Which lines of the records contain the word "checked"? Show each of them.
□ □ □
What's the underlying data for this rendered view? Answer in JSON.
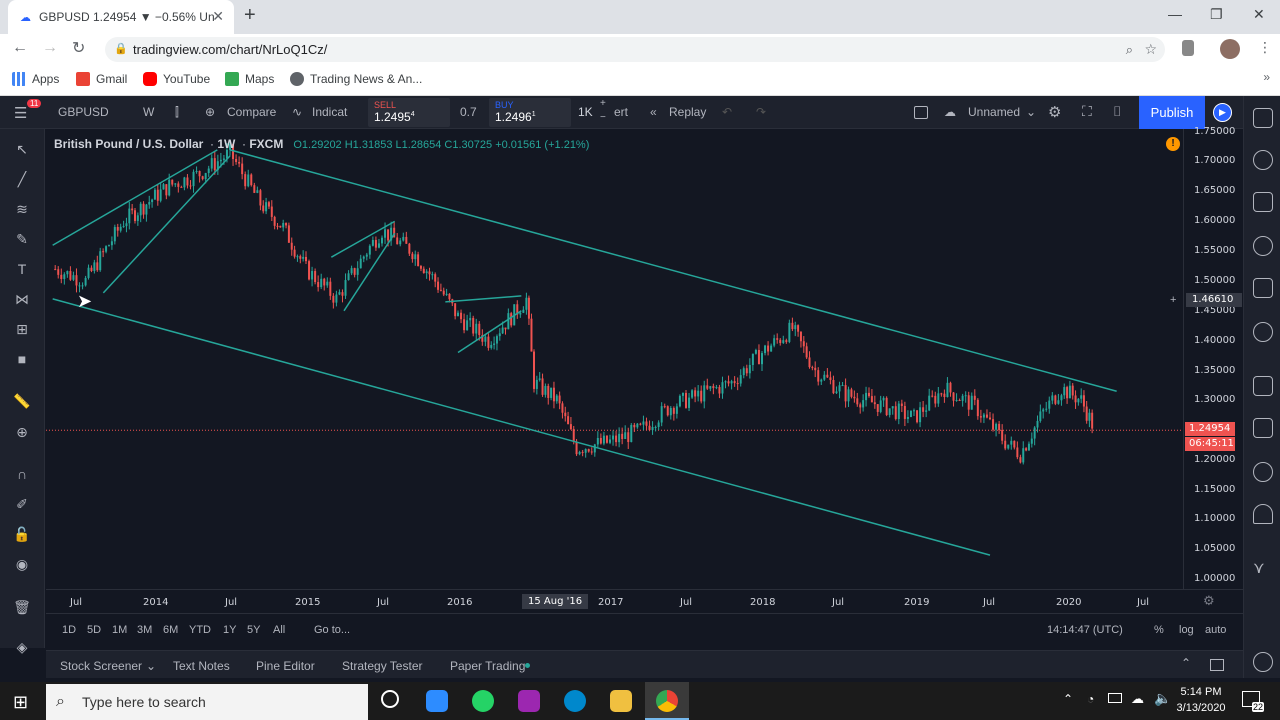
{
  "browser": {
    "tab_title": "GBPUSD 1.24954 ▼ −0.56% Unn",
    "url": "tradingview.com/chart/NrLoQ1Cz/",
    "bookmarks": [
      "Apps",
      "Gmail",
      "YouTube",
      "Maps",
      "Trading News & An..."
    ]
  },
  "toolbar": {
    "symbol": "GBPUSD",
    "interval": "W",
    "compare": "Compare",
    "indicators": "Indicat",
    "sell_label": "SELL",
    "sell_price": "1.2495",
    "sell_sup": "4",
    "spread": "0.7",
    "buy_label": "BUY",
    "buy_price": "1.2496",
    "buy_sup": "1",
    "quantity": "1K",
    "alert": "ert",
    "replay": "Replay",
    "layout_name": "Unnamed",
    "publish": "Publish",
    "badge": "11"
  },
  "legend": {
    "title": "British Pound / U.S. Dollar",
    "interval": "1W",
    "source": "FXCM",
    "ohlc": "O1.29202 H1.31853 L1.28654 C1.30725 +0.01561 (+1.21%)"
  },
  "price_axis": {
    "labels": [
      "1.75000",
      "1.70000",
      "1.65000",
      "1.60000",
      "1.55000",
      "1.50000",
      "1.45000",
      "1.40000",
      "1.35000",
      "1.30000",
      "1.25000",
      "1.20000",
      "1.15000",
      "1.10000",
      "1.05000",
      "1.00000"
    ],
    "crosshair_price": "1.46610",
    "last_price": "1.24954",
    "countdown": "06:45:11"
  },
  "time_axis": {
    "labels": [
      "Jul",
      "2014",
      "Jul",
      "2015",
      "Jul",
      "2016",
      "15 Aug '16",
      "2017",
      "Jul",
      "2018",
      "Jul",
      "2019",
      "Jul",
      "2020",
      "Jul"
    ]
  },
  "range_bar": {
    "ranges": [
      "1D",
      "5D",
      "1M",
      "3M",
      "6M",
      "YTD",
      "1Y",
      "5Y",
      "All"
    ],
    "goto": "Go to...",
    "clock": "14:14:47 (UTC)",
    "percent": "%",
    "log": "log",
    "auto": "auto"
  },
  "bottom_panel": {
    "tabs": [
      "Stock Screener",
      "Text Notes",
      "Pine Editor",
      "Strategy Tester",
      "Paper Trading"
    ]
  },
  "taskbar": {
    "search": "Type here to search",
    "time": "5:14 PM",
    "date": "3/13/2020",
    "notif": "22"
  },
  "chart_data": {
    "type": "candlestick",
    "symbol": "GBPUSD",
    "interval": "1W",
    "ylim": [
      1.0,
      1.75
    ],
    "last_price": 1.24954,
    "trendlines": [
      {
        "from": [
          "2013-05",
          1.56
        ],
        "to": [
          "2014-06",
          1.72
        ],
        "color": "#26a69a"
      },
      {
        "from": [
          "2013-09",
          1.48
        ],
        "to": [
          "2014-07",
          1.71
        ],
        "color": "#26a69a"
      },
      {
        "from": [
          "2014-07",
          1.72
        ],
        "to": [
          "2020-05",
          1.315
        ],
        "color": "#26a69a"
      },
      {
        "from": [
          "2013-05",
          1.47
        ],
        "to": [
          "2019-07",
          1.04
        ],
        "color": "#26a69a"
      },
      {
        "from": [
          "2015-03",
          1.54
        ],
        "to": [
          "2015-08",
          1.6
        ],
        "color": "#26a69a"
      },
      {
        "from": [
          "2015-04",
          1.45
        ],
        "to": [
          "2015-08",
          1.58
        ],
        "color": "#26a69a"
      },
      {
        "from": [
          "2015-12",
          1.465
        ],
        "to": [
          "2016-06",
          1.475
        ],
        "color": "#26a69a"
      },
      {
        "from": [
          "2016-01",
          1.38
        ],
        "to": [
          "2016-06",
          1.45
        ],
        "color": "#26a69a"
      }
    ],
    "path": [
      [
        2013.35,
        1.52
      ],
      [
        2013.55,
        1.5
      ],
      [
        2013.8,
        1.6
      ],
      [
        2014.1,
        1.66
      ],
      [
        2014.3,
        1.68
      ],
      [
        2014.5,
        1.715
      ],
      [
        2014.7,
        1.63
      ],
      [
        2014.85,
        1.59
      ],
      [
        2015.0,
        1.52
      ],
      [
        2015.2,
        1.47
      ],
      [
        2015.4,
        1.55
      ],
      [
        2015.5,
        1.585
      ],
      [
        2015.7,
        1.55
      ],
      [
        2015.85,
        1.5
      ],
      [
        2016.0,
        1.44
      ],
      [
        2016.2,
        1.4
      ],
      [
        2016.35,
        1.44
      ],
      [
        2016.45,
        1.47
      ],
      [
        2016.5,
        1.33
      ],
      [
        2016.65,
        1.3
      ],
      [
        2016.78,
        1.22
      ],
      [
        2017.0,
        1.23
      ],
      [
        2017.2,
        1.25
      ],
      [
        2017.4,
        1.29
      ],
      [
        2017.6,
        1.31
      ],
      [
        2017.8,
        1.33
      ],
      [
        2018.0,
        1.38
      ],
      [
        2018.2,
        1.42
      ],
      [
        2018.35,
        1.35
      ],
      [
        2018.55,
        1.31
      ],
      [
        2018.8,
        1.29
      ],
      [
        2019.0,
        1.27
      ],
      [
        2019.2,
        1.32
      ],
      [
        2019.4,
        1.29
      ],
      [
        2019.6,
        1.23
      ],
      [
        2019.7,
        1.21
      ],
      [
        2019.85,
        1.28
      ],
      [
        2019.97,
        1.32
      ],
      [
        2020.1,
        1.3
      ],
      [
        2020.19,
        1.25
      ]
    ]
  }
}
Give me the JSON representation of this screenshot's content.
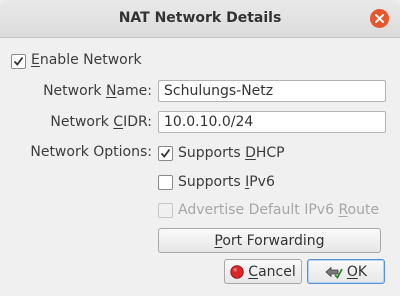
{
  "window": {
    "title": "NAT Network Details",
    "close_icon": "close-icon"
  },
  "enable_network": {
    "checked": true,
    "label_key": "E",
    "label_rest": "nable Network"
  },
  "fields": {
    "name": {
      "label_pre": "Network ",
      "label_key": "N",
      "label_post": "ame:",
      "value": "Schulungs-Netz"
    },
    "cidr": {
      "label_pre": "Network ",
      "label_key": "C",
      "label_post": "IDR:",
      "value": "10.0.10.0/24"
    },
    "options_label": "Network Options:"
  },
  "options": {
    "dhcp": {
      "checked": true,
      "label_pre": "Supports ",
      "label_key": "D",
      "label_post": "HCP"
    },
    "ipv6": {
      "checked": false,
      "label_pre": "Supports ",
      "label_key": "I",
      "label_post": "Pv6"
    },
    "ipv6_route": {
      "checked": false,
      "disabled": true,
      "label_pre": "Advertise Default IPv6 ",
      "label_key": "R",
      "label_post": "oute"
    }
  },
  "buttons": {
    "port_forwarding": {
      "label_key": "P",
      "label_rest": "ort Forwarding"
    },
    "cancel": {
      "label_key": "C",
      "label_rest": "ancel",
      "icon": "cancel-icon"
    },
    "ok": {
      "label_key": "O",
      "label_rest": "K",
      "icon": "ok-icon"
    }
  },
  "colors": {
    "close_button": "#e8572b",
    "cancel_icon": "#d8262b",
    "focus_border": "#5b8fd6"
  }
}
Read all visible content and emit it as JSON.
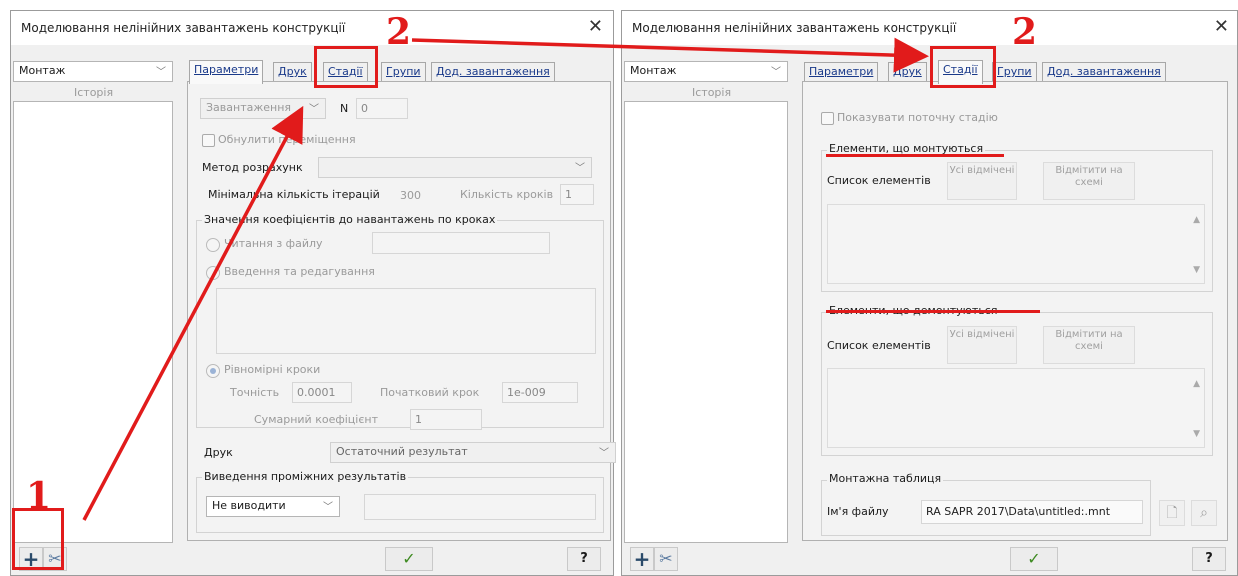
{
  "left": {
    "title": "Моделювання нелінійних завантажень конструкції",
    "close": "✕",
    "combo": "Монтаж",
    "history_label": "Історія",
    "tabs": [
      "Параметри",
      "Друк",
      "Стадії",
      "Групи",
      "Дод. завантаження"
    ],
    "load_combo": "Завантаження",
    "n_label": "N",
    "n_value": "0",
    "reset_label": "Обнулити переміщення",
    "method_label": "Метод розрахунк",
    "min_iter_label": "Мінімальна кількість ітерацій",
    "min_iter_value": "300",
    "steps_label": "Кількість кроків",
    "steps_value": "1",
    "coef_group_label": "Значення коефіцієнтів до навантажень по кроках",
    "read_file_label": "Читання з файлу",
    "edit_label": "Введення та редагування",
    "uniform_label": "Рівномірні кроки",
    "accuracy_label": "Точність",
    "accuracy_value": "0.0001",
    "init_step_label": "Початковий крок",
    "init_step_value": "1e-009",
    "sum_coef_label": "Сумарний коефіцієнт",
    "sum_coef_value": "1",
    "print_label": "Друк",
    "print_value": "Остаточний результат",
    "intermediate_label": "Виведення проміжних результатів",
    "intermediate_value": "Не виводити",
    "ok": "✓",
    "help": "?"
  },
  "right": {
    "title": "Моделювання нелінійних завантажень конструкції",
    "close": "✕",
    "combo": "Монтаж",
    "history_label": "Історія",
    "tabs": [
      "Параметри",
      "Друк",
      "Стадії",
      "Групи",
      "Дод. завантаження"
    ],
    "show_stage_label": "Показувати поточну стадію",
    "mounted_group": "Елементи, що монтуються",
    "list_label": "Список елементів",
    "all_marked": "Усі відмічені",
    "mark_on_scheme": "Відмітити на схемі",
    "dismounted_group": "Елементи, що демонтуються",
    "mount_table_group": "Монтажна таблиця",
    "filename_label": "Ім'я файлу",
    "filename_value": "RA SAPR 2017\\Data\\untitled:.mnt",
    "ok": "✓",
    "help": "?"
  },
  "annotations": {
    "marker1": "1",
    "marker2_left": "2",
    "marker2_right": "2",
    "color": "#e11b1b"
  }
}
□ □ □
■ WRITTEN SOLUTION ■
    "checked": true,
      "checked": true,
      "checked": false,
      "checked": false,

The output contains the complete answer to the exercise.